▶ YOUR TASK
Retype each entry exactly. Skip any pictures.

++++ RECORD EXTRACTS

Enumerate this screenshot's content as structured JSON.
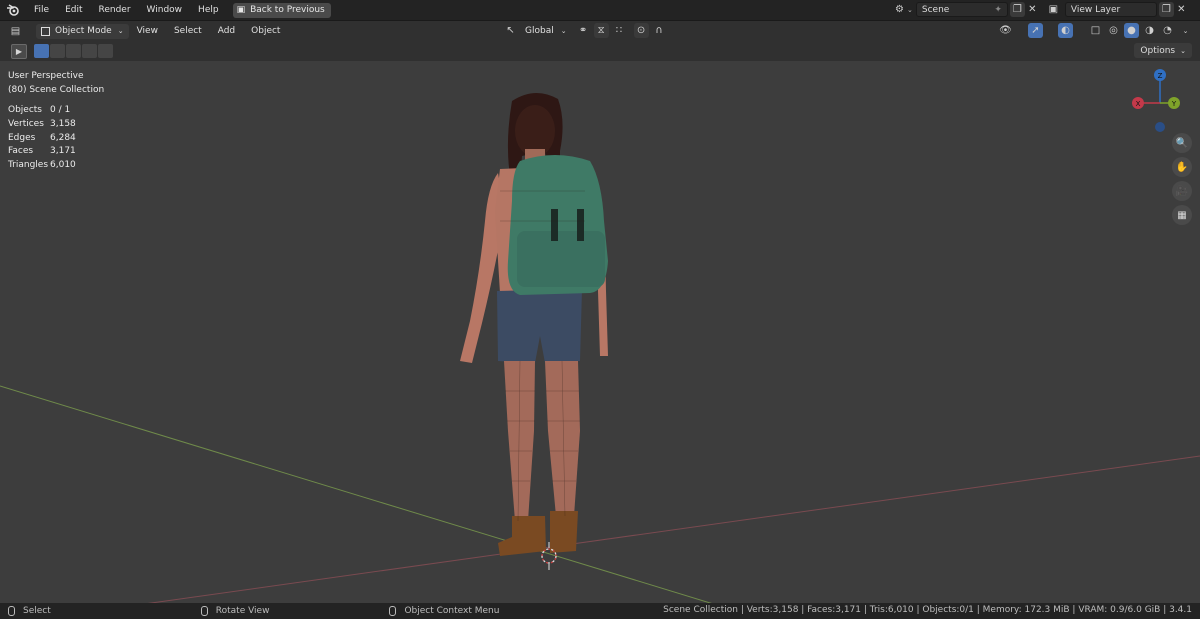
{
  "topbar": {
    "menus": [
      "File",
      "Edit",
      "Render",
      "Window",
      "Help"
    ],
    "back_button": "Back to Previous",
    "scene_name": "Scene",
    "view_layer": "View Layer"
  },
  "viewport_header": {
    "mode": "Object Mode",
    "menus": [
      "View",
      "Select",
      "Add",
      "Object"
    ],
    "transform_orientation": "Global"
  },
  "tool_row": {
    "options_label": "Options"
  },
  "viewport": {
    "perspective_label": "User Perspective",
    "collection_label": "(80) Scene Collection",
    "stats": [
      {
        "label": "Objects",
        "value": "0 / 1"
      },
      {
        "label": "Vertices",
        "value": "3,158"
      },
      {
        "label": "Edges",
        "value": "6,284"
      },
      {
        "label": "Faces",
        "value": "3,171"
      },
      {
        "label": "Triangles",
        "value": "6,010"
      }
    ],
    "gizmo": {
      "z": "Z",
      "x": "X",
      "y": "Y"
    },
    "colors": {
      "background": "#3d3d3d",
      "x_axis": "#c4394a",
      "y_axis": "#7fa32a",
      "z_axis": "#2f6fc3"
    }
  },
  "statusbar": {
    "select": "Select",
    "rotate": "Rotate View",
    "context": "Object Context Menu",
    "info": "Scene Collection | Verts:3,158 | Faces:3,171 | Tris:6,010 | Objects:0/1 | Memory: 172.3 MiB | VRAM: 0.9/6.0 GiB | 3.4.1"
  }
}
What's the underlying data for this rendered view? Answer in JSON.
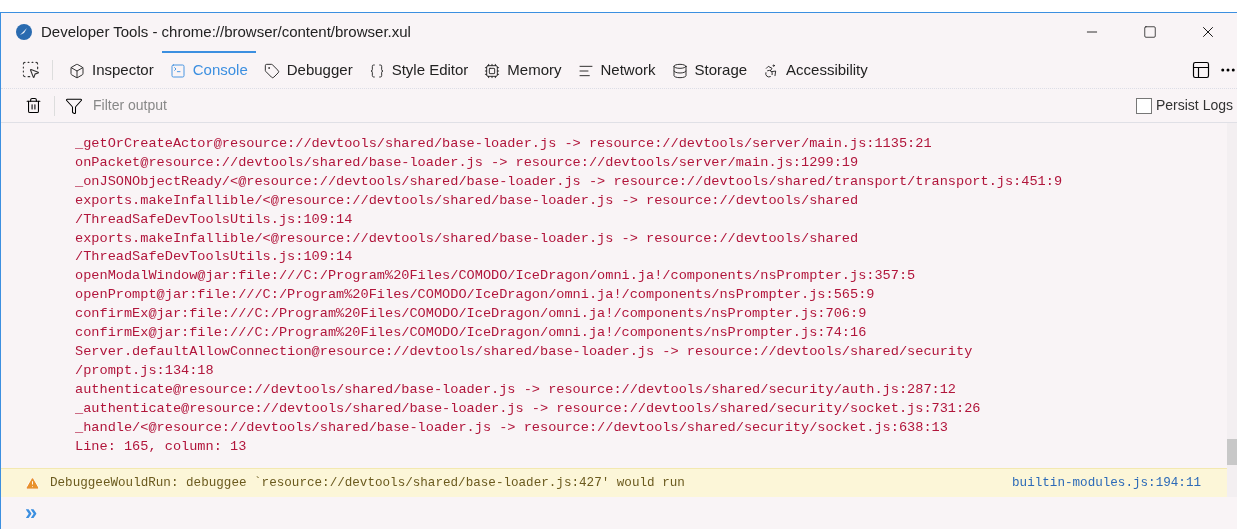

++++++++

▶ FINISHED EXERCISE
Enumerate this screenshot's content as structured JSON.
{
  "topbar": {
    "menus": [
      "File",
      "Edit",
      "Render",
      "Window",
      "Help"
    ],
    "back_button": "Back to Previous",
    "scene_name": "Scene",
    "view_layer": "View Layer"
  },
  "viewport_header": {
    "mode": "Object Mode",
    "menus": [
      "View",
      "Select",
      "Add",
      "Object"
    ],
    "transform_orientation": "Global"
  },
  "tool_row": {
    "options_label": "Options"
  },
  "viewport": {
    "perspective_label": "User Perspective",
    "collection_label": "(80) Scene Collection",
    "stats": [
      {
        "label": "Objects",
        "value": "0 / 1"
      },
      {
        "label": "Vertices",
        "value": "3,158"
      },
      {
        "label": "Edges",
        "value": "6,284"
      },
      {
        "label": "Faces",
        "value": "3,171"
      },
      {
        "label": "Triangles",
        "value": "6,010"
      }
    ],
    "gizmo": {
      "z": "Z",
      "x": "X",
      "y": "Y"
    },
    "colors": {
      "background": "#3d3d3d",
      "x_axis": "#c4394a",
      "y_axis": "#7fa32a",
      "z_axis": "#2f6fc3"
    }
  },
  "statusbar": {
    "select": "Select",
    "rotate": "Rotate View",
    "context": "Object Context Menu",
    "info": "Scene Collection | Verts:3,158 | Faces:3,171 | Tris:6,010 | Objects:0/1 | Memory: 172.3 MiB | VRAM: 0.9/6.0 GiB | 3.4.1"
  }
}
What's the underlying data for this rendered view? Answer in JSON.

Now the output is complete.